Collector promises to get girl suffering from cerebral palsy admitted to a home
The grievances redress meeting held every Monday at the District Collectorate saw an unusual petition being submitted. Among many requests for protection of lives and livelihood, this one appealed for ending a 14-year-old girl’s life.
And the appeal came from none other than the girl’s mother A. Jaya. She wanted euthanasia for her daughter, who suffered from cerebral palsy. A native of Kumbakonam, Ms. Jaya said she had to make the tough decision as she was not able to see her daughter, Mathumitha, suffer anymore.
Collector V.K. Shanmugam, however, said the administration would take steps to admit the girl to a home for differently abled persons. “We will speak to the management of a home and admit her,” he said.
“She cannot walk or speak. She cannot even identify us. She sits all the time in her wheelchair or lies on her bed. The only thing she does is cry. I am taking care of her with great difficulty and I am worried about her future,” Ms. Jaya said, tears welling up in her eyes.
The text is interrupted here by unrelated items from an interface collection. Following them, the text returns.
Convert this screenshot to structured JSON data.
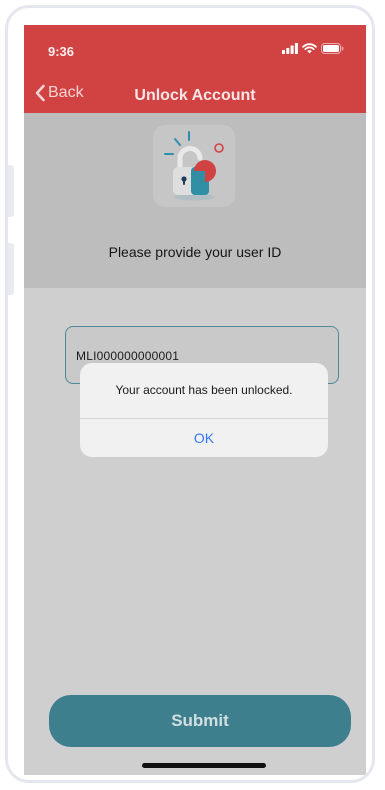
{
  "status_bar": {
    "time": "9:36"
  },
  "nav": {
    "back_label": "Back",
    "title": "Unlock Account"
  },
  "content": {
    "illustration_icon": "unlock-padlock-icon",
    "instruction": "Please provide your user ID",
    "user_id_value": "MLI000000000001"
  },
  "alert": {
    "message": "Your account has been unlocked.",
    "ok_label": "OK"
  },
  "actions": {
    "submit_label": "Submit"
  },
  "colors": {
    "header": "#d14243",
    "primary_button": "#3d7f8c",
    "alert_link": "#3478f6"
  }
}
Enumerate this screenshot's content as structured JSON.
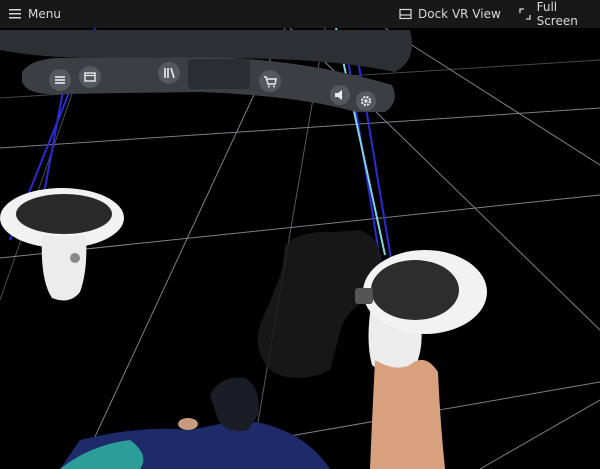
{
  "topbar": {
    "menu_label": "Menu",
    "dock_label": "Dock VR View",
    "fullscreen_label": "Full Screen",
    "menu_icon": "hamburger-icon",
    "dock_icon": "dock-window-icon",
    "fullscreen_icon": "expand-icon"
  },
  "vr_dock": {
    "buttons": [
      {
        "name": "menu-icon"
      },
      {
        "name": "window-icon"
      },
      {
        "name": "library-icon"
      },
      {
        "name": "store-cart-icon"
      },
      {
        "name": "volume-icon"
      },
      {
        "name": "settings-gear-icon"
      }
    ]
  },
  "colors": {
    "topbar_bg": "#181818",
    "scene_bg": "#000000",
    "grid": "#8a8f96",
    "dock": "#3a3d42",
    "controller": "#eeeeee",
    "laser_cyan": "#7fd6e0",
    "laser_blue": "#2222cc"
  }
}
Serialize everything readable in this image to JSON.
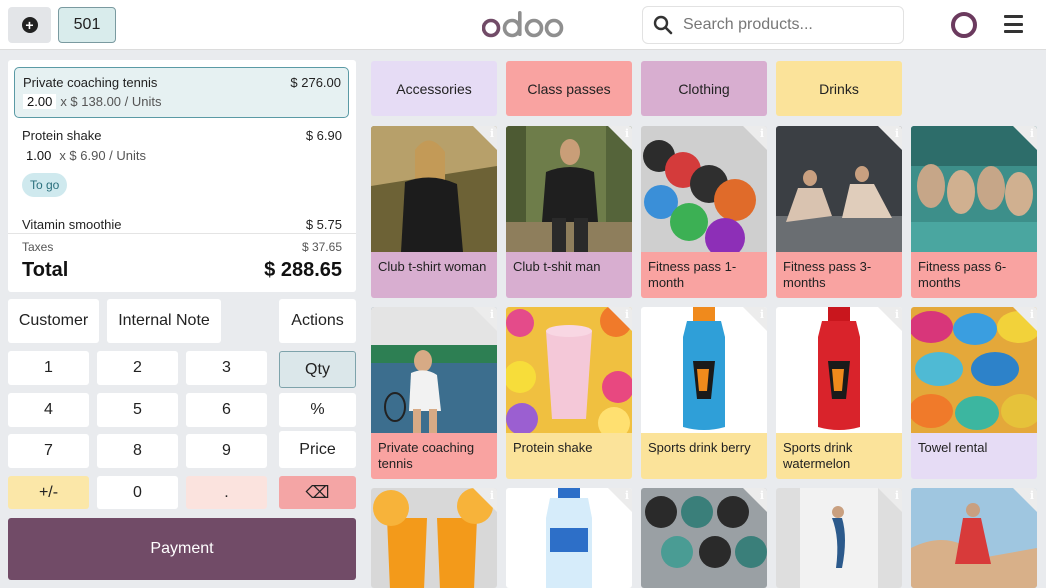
{
  "header": {
    "order_number": "501",
    "logo_text": "odoo",
    "search_placeholder": "Search products...",
    "colors": {
      "brand": "#714b67",
      "brand_logo": "#8f8f8f"
    }
  },
  "order": {
    "lines": [
      {
        "name": "Private coaching tennis",
        "price": "$ 276.00",
        "qty": "2.00",
        "unit_price": "x $ 138.00 / Units",
        "selected": true
      },
      {
        "name": "Protein shake",
        "price": "$ 6.90",
        "qty": "1.00",
        "unit_price": "x $ 6.90 / Units",
        "badge": "To go"
      },
      {
        "name": "Vitamin smoothie",
        "price": "$ 5.75"
      }
    ],
    "taxes_label": "Taxes",
    "taxes_value": "$ 37.65",
    "total_label": "Total",
    "total_value": "$ 288.65"
  },
  "actions": {
    "customer": "Customer",
    "internal_note": "Internal Note",
    "actions": "Actions"
  },
  "numpad": {
    "keys": [
      "1",
      "2",
      "3",
      "Qty",
      "4",
      "5",
      "6",
      "%",
      "7",
      "8",
      "9",
      "Price",
      "+/-",
      "0",
      ".",
      "⌫"
    ],
    "backspace_icon": "backspace-icon"
  },
  "payment_label": "Payment",
  "categories": [
    {
      "label": "Accessories",
      "color": "#e6dcf5"
    },
    {
      "label": "Class passes",
      "color": "#f9a3a1"
    },
    {
      "label": "Clothing",
      "color": "#d8aed0"
    },
    {
      "label": "Drinks",
      "color": "#fbe39a"
    }
  ],
  "products": [
    {
      "name": "Club t-shirt woman",
      "color": "#d8aed0"
    },
    {
      "name": "Club t-shit man",
      "color": "#d8aed0"
    },
    {
      "name": "Fitness pass 1-month",
      "color": "#f9a3a1"
    },
    {
      "name": "Fitness pass 3-months",
      "color": "#f9a3a1"
    },
    {
      "name": "Fitness pass 6-months",
      "color": "#f9a3a1"
    },
    {
      "name": "Private coaching tennis",
      "color": "#f9a3a1"
    },
    {
      "name": "Protein shake",
      "color": "#fbe39a"
    },
    {
      "name": "Sports drink berry",
      "color": "#fbe39a"
    },
    {
      "name": "Sports drink watermelon",
      "color": "#fbe39a"
    },
    {
      "name": "Towel rental",
      "color": "#e6dcf5"
    }
  ],
  "info_icon": "info-icon"
}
The woman said she and her husband M. Alagirisamy, a carpenter, moved to Erode seven years ago. They made several attempts to admit their daughter to special schools and homes.
“But they do not want to admit Mathumitha as she cannot walk or speak. We took her to hospitals in Madurai, Tiruchi and Thanjavur,” Ms. Jaya said.
The meagre income earned by her husband and the monthly assistance of Rs.1,000 for the differently abled were not enough to take care of the medical expenses of Mathumitha. Disapproving of the idea of mercy killing, psychiatrist at Erode Government Hospital V.A. Nandakumar said: “The girl seems to be suffering from a type of cerebral palsy, a congenital disorder that occurs due to various reasons. There is no known cure, but the girl can be put through rehabilitation. There are a number of homes for children with cerebral palsy and rehabilitation programmes.”
Euthanasia is not wholly allowed in India, but the Supreme Court last year ruled in the Aruna Shanbaug case that “passive euthanasia” or withdrawal of life support to patients in a permanent vegetative state was legal and laid down guidelines.